Conference Theme: Empowering Citizens in Illiberal Times: The Political Psychology of Oppression and Resistance
As we come close to concluding the second decade of the 21st century, challenges to liberal democratic order have become a defining political feature. While non-democratic states have
never disappeared, there seemed an inexorable march toward liberal democracy (at least in the “west”) following the end of the US/Soviet Cold War. Recent events, however, have challenged that: authoritarian populist leaders have been democratically elected in a number of countries, leading to potential reversals of liberal democratic ideology. The irony, perhaps, is that democracy itself has sown the seeds that have flowered into illiberal times.
Leaders around the world are demonizing intellectual elites in service of authoritarian populism. Academics in Turkey who have asserted academic freedom have been arrested, tried, and convicted of subverting the state and supporting terrorism. In Hungary, a concerted attack on a western-oriented University continues. Similar stories are playing out around the world, including in the United States, where academics are often under siege from both the extreme right, and the extreme left.
This environment leads to challenging questions for political psychologists, not just about the academic freedom we cherish, but about underlying issues relating to nationalism and identity, the appeal of authoritarianism in unsettled times, and the very nature of what populism is and how it has been used. Exclusionary attitudes toward the “other” seem to represent a clear repudiation of liberal democracy and pluralism; understanding the wellsprings and consequences of these attitudes seems paramount.
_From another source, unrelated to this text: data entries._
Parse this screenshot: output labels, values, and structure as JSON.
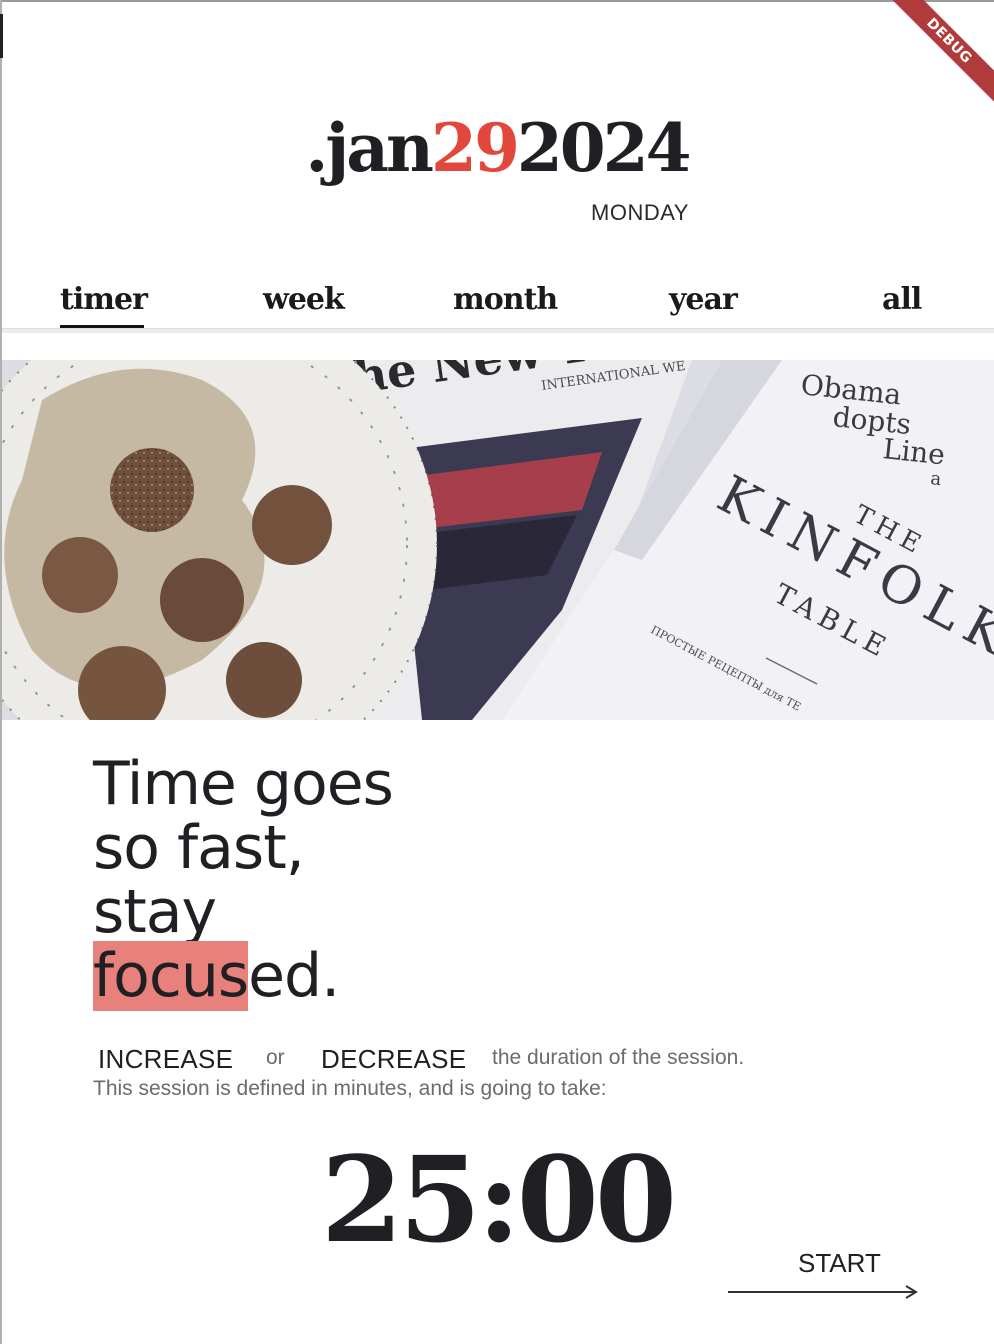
{
  "debug_banner": "DEBUG",
  "date": {
    "prefix": ".jan",
    "day": "29",
    "year": "2024",
    "weekday": "MONDAY"
  },
  "tabs": [
    {
      "label": "timer",
      "active": true
    },
    {
      "label": "week"
    },
    {
      "label": "month"
    },
    {
      "label": "year"
    },
    {
      "label": "all"
    }
  ],
  "hero": {
    "newspaper_masthead": "The New Yo",
    "newspaper_sub": "INTERNATIONAL WE",
    "headline": [
      "Obama",
      "dopts",
      "Line",
      "a"
    ],
    "magazine_title": [
      "THE",
      "KINFOLK",
      "TABLE"
    ],
    "magazine_caption": "ПРОСТЫЕ РЕЦЕПТЫ для ТЕ"
  },
  "quote": {
    "line1": "Time goes",
    "line2": "so fast,",
    "line3": "stay",
    "line4_highlight": "focus",
    "line4_rest": "ed."
  },
  "controls": {
    "increase": "INCREASE",
    "or": "or",
    "decrease": "DECREASE",
    "suffix": "the duration of the session.",
    "note": "This session is defined in minutes, and is going to take:"
  },
  "timer": {
    "value": "25:00"
  },
  "start": {
    "label": "START"
  },
  "colors": {
    "accent": "#e2473c",
    "highlight": "#e8807c",
    "text": "#1f1f24"
  }
}
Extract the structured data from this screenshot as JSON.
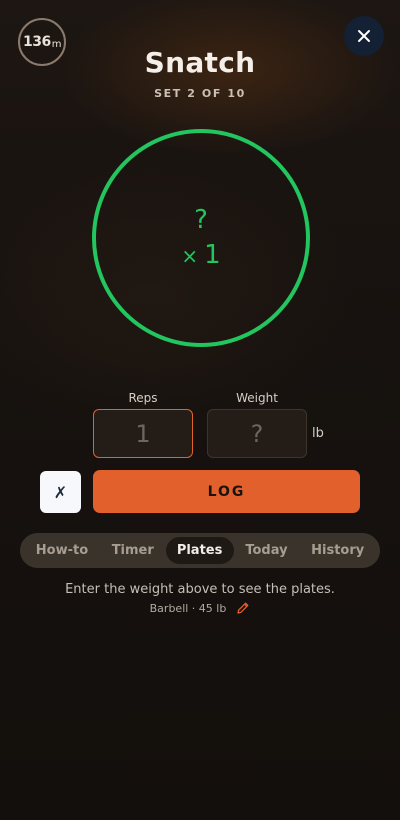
{
  "header": {
    "timer_value": "136",
    "timer_unit": "m",
    "close_icon": "close-icon"
  },
  "exercise": {
    "title": "Snatch",
    "set_label": "SET 2 OF 10"
  },
  "ring": {
    "weight_display": "?",
    "times_symbol": "×",
    "reps_display": "1",
    "color": "#22c55e"
  },
  "inputs": {
    "reps_label": "Reps",
    "reps_placeholder": "1",
    "weight_label": "Weight",
    "weight_placeholder": "?",
    "weight_unit": "lb"
  },
  "actions": {
    "cancel_label": "✗",
    "log_label": "LOG",
    "accent_color": "#e2602b"
  },
  "tabs": [
    {
      "label": "How-to",
      "active": false
    },
    {
      "label": "Timer",
      "active": false
    },
    {
      "label": "Plates",
      "active": true
    },
    {
      "label": "Today",
      "active": false
    },
    {
      "label": "History",
      "active": false
    }
  ],
  "plates": {
    "hint": "Enter the weight above to see the plates.",
    "barbell_info": "Barbell · 45 lb",
    "edit_icon": "pencil-icon"
  }
}
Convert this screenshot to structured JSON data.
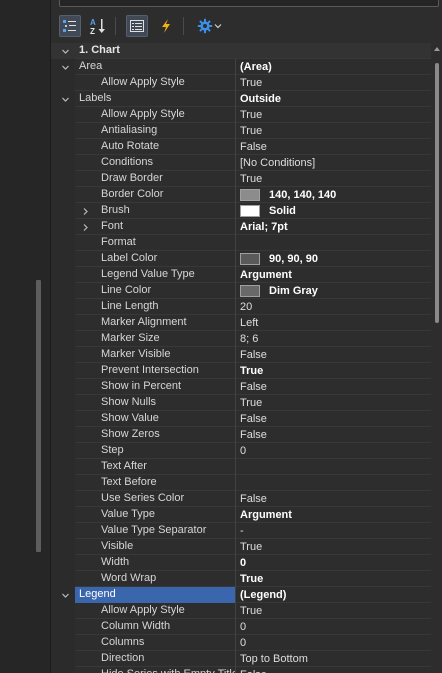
{
  "toolbar": {
    "buttons": [
      {
        "name": "categorized-icon",
        "active": true
      },
      {
        "name": "sort-alphabetical-icon",
        "active": false
      },
      {
        "name": "property-pages-icon",
        "active": true
      },
      {
        "name": "events-lightning-icon",
        "active": false
      },
      {
        "name": "settings-gear-icon",
        "active": false
      }
    ]
  },
  "colors": {
    "accent": "#3a66ad",
    "lightning": "#f3b316",
    "gear": "#3d8ee6",
    "sort_a": "#5aa1e8",
    "sort_z": "#e8e8e8"
  },
  "grid": {
    "rows": [
      {
        "kind": "category",
        "label": "1. Chart",
        "expanded": true
      },
      {
        "kind": "prop",
        "level": 0,
        "name": "Area",
        "value": "(Area)",
        "bold": true,
        "expand": "expanded"
      },
      {
        "kind": "prop",
        "level": 1,
        "name": "Allow Apply Style",
        "value": "True"
      },
      {
        "kind": "prop",
        "level": 0,
        "name": "Labels",
        "value": "Outside",
        "bold": true,
        "expand": "expanded"
      },
      {
        "kind": "prop",
        "level": 1,
        "name": "Allow Apply Style",
        "value": "True"
      },
      {
        "kind": "prop",
        "level": 1,
        "name": "Antialiasing",
        "value": "True"
      },
      {
        "kind": "prop",
        "level": 1,
        "name": "Auto Rotate",
        "value": "False"
      },
      {
        "kind": "prop",
        "level": 1,
        "name": "Conditions",
        "value": "[No Conditions]"
      },
      {
        "kind": "prop",
        "level": 1,
        "name": "Draw Border",
        "value": "True"
      },
      {
        "kind": "prop",
        "level": 1,
        "name": "Border Color",
        "value": "140, 140, 140",
        "bold": true,
        "swatch": "#8c8c8c"
      },
      {
        "kind": "prop",
        "level": 1,
        "name": "Brush",
        "value": "Solid",
        "bold": true,
        "swatch": "#ffffff",
        "expand": "collapsed"
      },
      {
        "kind": "prop",
        "level": 1,
        "name": "Font",
        "value": "Arial; 7pt",
        "bold": true,
        "expand": "collapsed"
      },
      {
        "kind": "prop",
        "level": 1,
        "name": "Format",
        "value": ""
      },
      {
        "kind": "prop",
        "level": 1,
        "name": "Label Color",
        "value": "90, 90, 90",
        "bold": true,
        "swatch": "#5a5a5a"
      },
      {
        "kind": "prop",
        "level": 1,
        "name": "Legend Value Type",
        "value": "Argument",
        "bold": true
      },
      {
        "kind": "prop",
        "level": 1,
        "name": "Line Color",
        "value": "Dim Gray",
        "bold": true,
        "swatch": "#696969"
      },
      {
        "kind": "prop",
        "level": 1,
        "name": "Line Length",
        "value": "20"
      },
      {
        "kind": "prop",
        "level": 1,
        "name": "Marker Alignment",
        "value": "Left"
      },
      {
        "kind": "prop",
        "level": 1,
        "name": "Marker Size",
        "value": "8; 6"
      },
      {
        "kind": "prop",
        "level": 1,
        "name": "Marker Visible",
        "value": "False"
      },
      {
        "kind": "prop",
        "level": 1,
        "name": "Prevent Intersection",
        "value": "True",
        "bold": true
      },
      {
        "kind": "prop",
        "level": 1,
        "name": "Show in Percent",
        "value": "False"
      },
      {
        "kind": "prop",
        "level": 1,
        "name": "Show Nulls",
        "value": "True"
      },
      {
        "kind": "prop",
        "level": 1,
        "name": "Show Value",
        "value": "False"
      },
      {
        "kind": "prop",
        "level": 1,
        "name": "Show Zeros",
        "value": "False"
      },
      {
        "kind": "prop",
        "level": 1,
        "name": "Step",
        "value": "0"
      },
      {
        "kind": "prop",
        "level": 1,
        "name": "Text After",
        "value": ""
      },
      {
        "kind": "prop",
        "level": 1,
        "name": "Text Before",
        "value": ""
      },
      {
        "kind": "prop",
        "level": 1,
        "name": "Use Series Color",
        "value": "False"
      },
      {
        "kind": "prop",
        "level": 1,
        "name": "Value Type",
        "value": "Argument",
        "bold": true
      },
      {
        "kind": "prop",
        "level": 1,
        "name": "Value Type Separator",
        "value": "-"
      },
      {
        "kind": "prop",
        "level": 1,
        "name": "Visible",
        "value": "True"
      },
      {
        "kind": "prop",
        "level": 1,
        "name": "Width",
        "value": "0",
        "bold": true
      },
      {
        "kind": "prop",
        "level": 1,
        "name": "Word Wrap",
        "value": "True",
        "bold": true
      },
      {
        "kind": "prop",
        "level": 0,
        "name": "Legend",
        "value": "(Legend)",
        "bold": true,
        "expand": "expanded",
        "selected": true
      },
      {
        "kind": "prop",
        "level": 1,
        "name": "Allow Apply Style",
        "value": "True"
      },
      {
        "kind": "prop",
        "level": 1,
        "name": "Column Width",
        "value": "0"
      },
      {
        "kind": "prop",
        "level": 1,
        "name": "Columns",
        "value": "0"
      },
      {
        "kind": "prop",
        "level": 1,
        "name": "Direction",
        "value": "Top to Bottom"
      },
      {
        "kind": "prop",
        "level": 1,
        "name": "Hide Series with Empty Title",
        "value": "False"
      }
    ]
  }
}
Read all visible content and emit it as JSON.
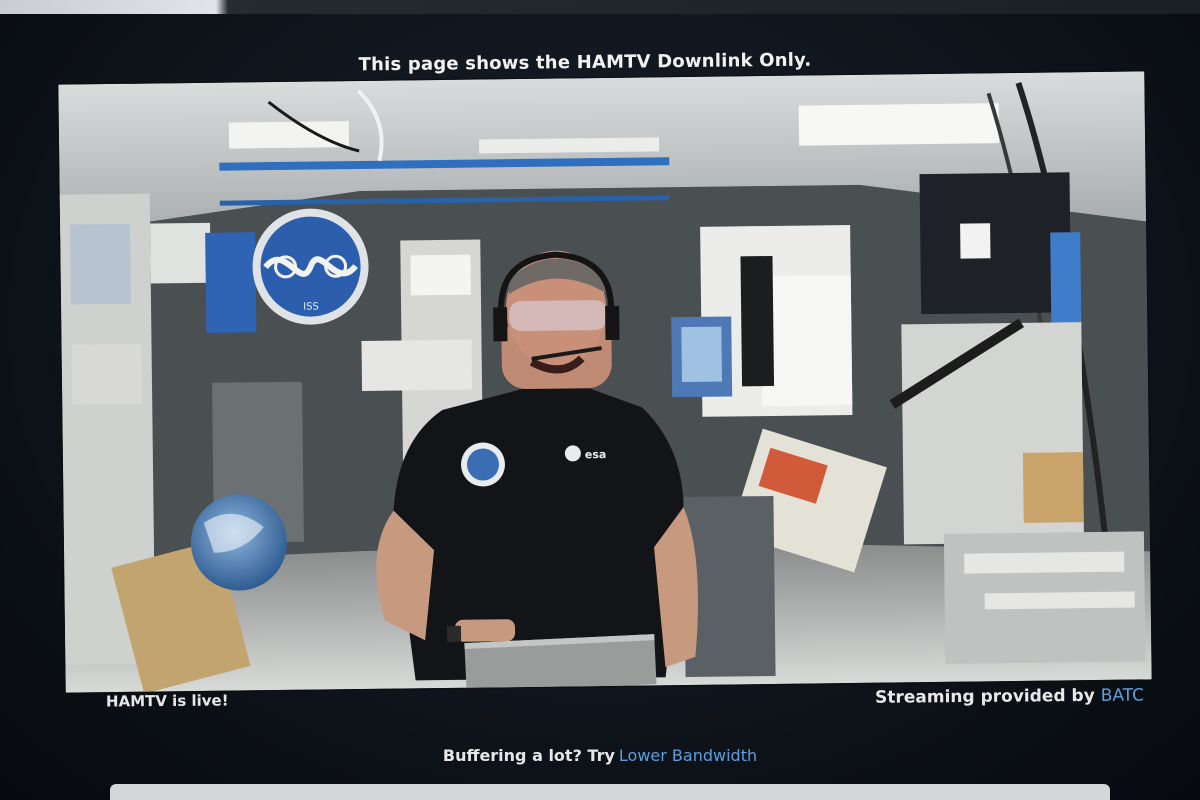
{
  "header": {
    "note": "This page shows the HAMTV Downlink Only."
  },
  "video": {
    "patch_text": "ISS",
    "crew_logo_text": "esa"
  },
  "status": {
    "live": "HAMTV is live!",
    "streaming_prefix": "Streaming provided by",
    "provider": "BATC"
  },
  "buffering": {
    "question": "Buffering a lot? Try",
    "link": "Lower Bandwidth"
  },
  "colors": {
    "link": "#5aa0de",
    "background": "#0f151c",
    "text": "#e8e8e8"
  }
}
At the same time, while the populist backlash seems to be on the rise, many groups and individuals are challenging oppression, and speaking out. In the United States and beyond, #BlackLivesMatter and #MeToo have been prominent examples, among many others, demonstrating the power of collective voice and of social media. In January 2017, an estimated 7 million people participated in the Women’s March, with more than 650 marches worldwide. And there have been coordinated efforts at both elite and mass levels to stymy the election of more populist leaders in efforts to resist the wave.
The effects of social media and worldwide communications, then, may work both ways: allowing authoritarians to find their audience, but supporting collective action in resistance. Political psychologists can and must speak to these critical issues at this important moment in history, as well as join forces in pursuit of political and academic freedom. We are particularly interested in papers on collective resistance, individual factors that predict protest, social identity, and group consciousness as mobilizing forces, within these contexts. We seek to recognize and understand both the academic and social realities of our times.
We invite you to participate in the 2019 ISPP Annual Scientific Meeting in Lisbon, Portugal. The ISPP Annual Meeting brings together scholars across disciplines and epistemologies
using a wide range of theoretical and methodological approaches. The conference goal is to engage with new research from psychology, political science, sociology, economics, anthropology, biology, geography, communication, history, philosophy, and other disciplines. Proposals for traditional panel papers are welcome, as are proposals for symposia, roundtables, blitz presentations and posters on any topic in political psychology, in addition to the theme described above
We wish to bring about an inclusive and enriching intellectual exchange between political psychologists from different backgrounds in order to reach a better understanding of the dynamics of society and politics in the world today, to outline possible societal change, and to discuss how political psychologists can contribute to such change.